In this third article of our ongoing series about Software Licensing Types (see here for the first and second articles) we will be looking at Floating (concurrent) network licenses, Floating (concurrent) host list licenses and Group Licenses. These are best applied in medium to large businesses; however they may also hold some benefits for smaller businesses. This is particularly true where we are dealing with a piece of software that will be used by a large number of people.
It is important to note that whilst there are certainly some similarities between the license models which we will be looking at in this article and the ‘Site License’ which was discussed in the first article in this series. There are also some key differences. Ultimately making a difference to the cost to the end user and can potentially have an effect on your profit as a vendor.
Floating (concurrent) Licenses over a Network
If you have a customer who wants to enable multiple users to access a piece of software but do not need it to be available to all of their users at all times – this license type may well be suitable. It allows for the use of software across multiple machines on a network simultaneously. Its main limitation is that it limits the number of users who have access to the software across that network. However, where it is a piece of software that is required by only a small group of users at any one time, it is a cost-effective solution.
As the license grants use to a pre-determined number of users, rather than physical machines, it enables your customers to have greater flexibility in their use of the software. If they have a network with floating user profiles – where people can log onto their user profile from any machine on the network – this is particularly helpful. The number of licensees which can come as a part of a Floating Network package is dependent largely upon you the vendor – working within the manufacturers guidelines for license distribution.
Floating (concurrent) Licenses over a host list
At first appearance this license type may seem almost identical to the previous type – with one crucial difference. The number of licenses granted is a pre-set number of installations on physical machines, rather than that which is accessible to a set list of users anywhere on a network. At face value, these may seem pretty much identical in deployment. However, this is not the case and it is worth considering why this is so.
The license over host list provides less flexibility than the network license but it also increases the security of the software access. The fact that it is limited to specific machines means that it will suit a business environment where the users only need to access the software from their main station.
A group license is similar in deployment to the Floating Network license. It grants the usage rights to the software to a set number of users. However, rather than having to assign the rights to specific number of users, a group license enables people with certain group policy rights to access it. In practice this means that your customers can make the software available to a group of users who meet the requirements – with the flexibility to allow additional users to access the software as they are granted more rights within the group policy.
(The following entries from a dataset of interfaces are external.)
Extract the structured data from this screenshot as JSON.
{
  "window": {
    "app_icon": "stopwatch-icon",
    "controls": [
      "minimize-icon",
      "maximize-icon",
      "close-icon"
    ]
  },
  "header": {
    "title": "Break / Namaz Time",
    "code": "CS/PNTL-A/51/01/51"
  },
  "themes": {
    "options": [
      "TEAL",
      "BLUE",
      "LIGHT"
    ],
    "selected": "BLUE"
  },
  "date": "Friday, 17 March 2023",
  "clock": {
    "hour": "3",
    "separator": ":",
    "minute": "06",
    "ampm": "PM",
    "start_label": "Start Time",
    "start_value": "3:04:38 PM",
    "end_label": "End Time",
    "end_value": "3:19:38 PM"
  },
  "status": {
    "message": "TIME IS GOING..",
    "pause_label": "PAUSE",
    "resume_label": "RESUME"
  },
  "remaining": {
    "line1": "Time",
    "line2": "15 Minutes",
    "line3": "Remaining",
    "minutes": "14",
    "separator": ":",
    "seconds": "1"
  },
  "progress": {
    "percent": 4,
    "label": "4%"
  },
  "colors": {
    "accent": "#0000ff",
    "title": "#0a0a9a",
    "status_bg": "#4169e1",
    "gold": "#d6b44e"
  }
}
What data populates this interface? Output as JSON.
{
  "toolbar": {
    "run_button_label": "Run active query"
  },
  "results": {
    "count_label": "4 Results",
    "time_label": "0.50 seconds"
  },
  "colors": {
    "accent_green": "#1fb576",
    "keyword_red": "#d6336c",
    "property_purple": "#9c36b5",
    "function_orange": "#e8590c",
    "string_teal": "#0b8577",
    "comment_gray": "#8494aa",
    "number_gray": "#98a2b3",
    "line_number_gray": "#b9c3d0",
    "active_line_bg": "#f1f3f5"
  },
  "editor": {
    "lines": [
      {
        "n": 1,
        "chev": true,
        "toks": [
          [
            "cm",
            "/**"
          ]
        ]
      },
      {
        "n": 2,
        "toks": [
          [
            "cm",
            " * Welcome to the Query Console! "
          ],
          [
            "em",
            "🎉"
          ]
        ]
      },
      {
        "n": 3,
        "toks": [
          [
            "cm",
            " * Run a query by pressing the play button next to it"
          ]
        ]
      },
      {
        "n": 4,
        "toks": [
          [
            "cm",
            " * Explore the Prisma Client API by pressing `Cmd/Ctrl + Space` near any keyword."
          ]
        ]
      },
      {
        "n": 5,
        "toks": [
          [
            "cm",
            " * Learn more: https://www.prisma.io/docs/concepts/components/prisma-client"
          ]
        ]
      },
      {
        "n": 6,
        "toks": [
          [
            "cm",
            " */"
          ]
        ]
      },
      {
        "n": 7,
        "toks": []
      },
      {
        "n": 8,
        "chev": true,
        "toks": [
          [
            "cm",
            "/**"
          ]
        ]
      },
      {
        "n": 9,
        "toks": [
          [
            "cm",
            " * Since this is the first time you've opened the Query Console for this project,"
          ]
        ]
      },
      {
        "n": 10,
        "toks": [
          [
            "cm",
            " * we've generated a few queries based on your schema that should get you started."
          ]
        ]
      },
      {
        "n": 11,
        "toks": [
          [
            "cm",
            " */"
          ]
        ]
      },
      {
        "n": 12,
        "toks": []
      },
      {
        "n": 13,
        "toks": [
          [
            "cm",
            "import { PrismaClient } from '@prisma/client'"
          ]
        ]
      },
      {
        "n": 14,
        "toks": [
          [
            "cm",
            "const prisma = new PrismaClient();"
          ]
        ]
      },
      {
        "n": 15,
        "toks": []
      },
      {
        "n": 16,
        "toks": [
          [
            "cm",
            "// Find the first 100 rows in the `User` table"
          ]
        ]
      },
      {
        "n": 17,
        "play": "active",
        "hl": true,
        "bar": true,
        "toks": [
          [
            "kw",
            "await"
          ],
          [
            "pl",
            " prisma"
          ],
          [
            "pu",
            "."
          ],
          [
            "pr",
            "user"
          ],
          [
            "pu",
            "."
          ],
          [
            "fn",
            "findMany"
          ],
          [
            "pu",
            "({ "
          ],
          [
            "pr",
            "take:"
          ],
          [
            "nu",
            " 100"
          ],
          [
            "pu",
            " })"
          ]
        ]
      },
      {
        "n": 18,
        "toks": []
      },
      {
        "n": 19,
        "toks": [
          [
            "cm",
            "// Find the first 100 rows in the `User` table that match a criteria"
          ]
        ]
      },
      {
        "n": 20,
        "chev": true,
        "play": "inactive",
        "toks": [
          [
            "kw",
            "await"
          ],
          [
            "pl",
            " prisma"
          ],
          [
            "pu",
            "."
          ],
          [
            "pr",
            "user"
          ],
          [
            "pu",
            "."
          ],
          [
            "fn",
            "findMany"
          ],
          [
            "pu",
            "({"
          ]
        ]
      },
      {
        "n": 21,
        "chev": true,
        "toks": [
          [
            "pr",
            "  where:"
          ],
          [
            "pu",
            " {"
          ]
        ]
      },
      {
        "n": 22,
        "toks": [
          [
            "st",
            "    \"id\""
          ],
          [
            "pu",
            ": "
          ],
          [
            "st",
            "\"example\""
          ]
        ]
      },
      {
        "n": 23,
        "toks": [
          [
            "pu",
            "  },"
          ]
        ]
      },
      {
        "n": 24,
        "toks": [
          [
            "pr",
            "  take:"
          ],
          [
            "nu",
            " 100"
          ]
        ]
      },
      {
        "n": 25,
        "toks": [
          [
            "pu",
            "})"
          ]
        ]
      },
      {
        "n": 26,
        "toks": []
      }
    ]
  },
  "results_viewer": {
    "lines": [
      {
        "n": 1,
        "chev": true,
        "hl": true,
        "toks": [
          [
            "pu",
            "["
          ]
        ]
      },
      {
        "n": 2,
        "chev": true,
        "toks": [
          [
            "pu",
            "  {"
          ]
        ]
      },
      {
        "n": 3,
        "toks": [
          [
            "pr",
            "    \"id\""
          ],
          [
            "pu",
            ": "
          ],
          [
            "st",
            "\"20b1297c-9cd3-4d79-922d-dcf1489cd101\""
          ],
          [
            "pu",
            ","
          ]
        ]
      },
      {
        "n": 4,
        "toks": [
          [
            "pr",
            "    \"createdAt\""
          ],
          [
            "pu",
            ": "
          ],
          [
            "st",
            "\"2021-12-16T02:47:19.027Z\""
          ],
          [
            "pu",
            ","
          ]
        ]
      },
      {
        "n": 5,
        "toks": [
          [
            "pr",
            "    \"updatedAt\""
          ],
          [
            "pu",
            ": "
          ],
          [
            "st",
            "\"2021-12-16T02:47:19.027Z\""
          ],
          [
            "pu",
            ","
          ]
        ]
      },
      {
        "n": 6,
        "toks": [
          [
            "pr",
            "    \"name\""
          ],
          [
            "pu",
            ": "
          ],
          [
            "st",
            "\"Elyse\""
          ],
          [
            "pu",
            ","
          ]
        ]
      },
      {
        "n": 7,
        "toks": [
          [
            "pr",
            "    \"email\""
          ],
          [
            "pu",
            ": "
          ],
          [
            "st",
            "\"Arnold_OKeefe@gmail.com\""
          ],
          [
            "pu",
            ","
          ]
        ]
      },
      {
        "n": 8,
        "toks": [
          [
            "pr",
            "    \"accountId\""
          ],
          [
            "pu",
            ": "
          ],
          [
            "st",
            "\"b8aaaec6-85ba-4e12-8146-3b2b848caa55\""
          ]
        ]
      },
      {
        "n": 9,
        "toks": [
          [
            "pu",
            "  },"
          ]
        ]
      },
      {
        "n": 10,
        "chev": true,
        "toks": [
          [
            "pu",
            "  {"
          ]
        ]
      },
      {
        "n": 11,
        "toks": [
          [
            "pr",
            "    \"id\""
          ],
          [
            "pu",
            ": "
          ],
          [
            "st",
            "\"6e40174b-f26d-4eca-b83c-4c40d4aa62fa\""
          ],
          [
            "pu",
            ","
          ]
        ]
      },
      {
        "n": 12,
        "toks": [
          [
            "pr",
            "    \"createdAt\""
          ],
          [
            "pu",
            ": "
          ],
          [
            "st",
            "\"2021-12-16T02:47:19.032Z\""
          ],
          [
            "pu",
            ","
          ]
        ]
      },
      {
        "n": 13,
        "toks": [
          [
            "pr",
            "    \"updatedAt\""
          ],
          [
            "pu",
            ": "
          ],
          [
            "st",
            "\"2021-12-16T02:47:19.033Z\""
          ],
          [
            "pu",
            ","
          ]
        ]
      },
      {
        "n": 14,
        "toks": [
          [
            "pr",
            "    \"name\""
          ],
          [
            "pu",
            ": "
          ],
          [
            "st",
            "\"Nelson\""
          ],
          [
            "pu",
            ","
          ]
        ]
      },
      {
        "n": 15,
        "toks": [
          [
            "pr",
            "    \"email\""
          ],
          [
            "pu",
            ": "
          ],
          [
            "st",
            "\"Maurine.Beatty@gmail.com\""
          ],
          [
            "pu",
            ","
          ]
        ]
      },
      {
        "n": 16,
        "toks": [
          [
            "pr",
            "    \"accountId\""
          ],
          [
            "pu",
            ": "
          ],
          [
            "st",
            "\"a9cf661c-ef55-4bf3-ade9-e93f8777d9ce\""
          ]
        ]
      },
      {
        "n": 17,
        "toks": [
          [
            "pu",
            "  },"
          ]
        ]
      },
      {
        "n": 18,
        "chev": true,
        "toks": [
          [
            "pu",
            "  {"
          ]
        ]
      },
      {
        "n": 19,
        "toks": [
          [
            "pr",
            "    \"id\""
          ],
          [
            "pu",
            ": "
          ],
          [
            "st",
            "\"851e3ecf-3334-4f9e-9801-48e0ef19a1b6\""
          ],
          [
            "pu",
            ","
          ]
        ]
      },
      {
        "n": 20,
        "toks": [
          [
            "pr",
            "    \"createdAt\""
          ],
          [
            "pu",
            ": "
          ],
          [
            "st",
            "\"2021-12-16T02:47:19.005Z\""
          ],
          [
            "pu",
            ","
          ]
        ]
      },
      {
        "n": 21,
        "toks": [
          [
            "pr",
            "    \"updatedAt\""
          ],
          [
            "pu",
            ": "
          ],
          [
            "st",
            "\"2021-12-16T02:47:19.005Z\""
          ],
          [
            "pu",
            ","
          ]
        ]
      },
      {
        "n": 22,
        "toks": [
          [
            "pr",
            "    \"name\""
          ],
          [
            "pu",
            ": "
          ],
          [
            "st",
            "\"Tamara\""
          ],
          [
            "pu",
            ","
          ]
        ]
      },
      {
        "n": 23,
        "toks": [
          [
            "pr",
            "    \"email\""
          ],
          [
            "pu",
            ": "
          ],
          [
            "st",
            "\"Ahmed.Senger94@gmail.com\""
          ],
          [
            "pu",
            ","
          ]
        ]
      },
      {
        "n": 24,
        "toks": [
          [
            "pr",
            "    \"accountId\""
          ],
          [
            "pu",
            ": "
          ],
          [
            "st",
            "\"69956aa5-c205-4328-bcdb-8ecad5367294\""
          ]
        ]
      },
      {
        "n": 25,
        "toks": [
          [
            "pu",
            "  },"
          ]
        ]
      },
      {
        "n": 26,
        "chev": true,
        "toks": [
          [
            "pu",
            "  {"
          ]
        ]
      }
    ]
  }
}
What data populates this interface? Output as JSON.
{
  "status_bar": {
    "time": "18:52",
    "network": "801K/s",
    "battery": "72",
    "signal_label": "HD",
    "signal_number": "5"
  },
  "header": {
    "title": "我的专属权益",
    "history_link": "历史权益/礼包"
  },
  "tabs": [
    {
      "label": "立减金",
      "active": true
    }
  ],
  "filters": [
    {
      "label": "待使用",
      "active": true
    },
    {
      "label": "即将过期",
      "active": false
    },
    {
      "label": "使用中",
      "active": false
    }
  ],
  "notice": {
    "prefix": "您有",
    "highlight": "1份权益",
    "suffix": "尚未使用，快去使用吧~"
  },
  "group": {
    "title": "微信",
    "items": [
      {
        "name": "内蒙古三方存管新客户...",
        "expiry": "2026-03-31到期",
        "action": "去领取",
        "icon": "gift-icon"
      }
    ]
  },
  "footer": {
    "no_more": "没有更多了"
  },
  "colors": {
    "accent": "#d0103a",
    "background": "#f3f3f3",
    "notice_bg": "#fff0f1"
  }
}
The actual use of a group license can require the licensee to grant specific usage rights to the members of the approved group.
As with all software licensing; there are many similarities between these three types of license. However, as we have seen there are also some fundamental differences. It is also worth remembering that not all types of software will allow for all these variations of license. For example, some software may only offer the license over host list meaning that your customers should be made aware of the limitations of this particular license type.
We hope that you have continued to find this series of articles both informative and interesting.
Image Credits: Labs64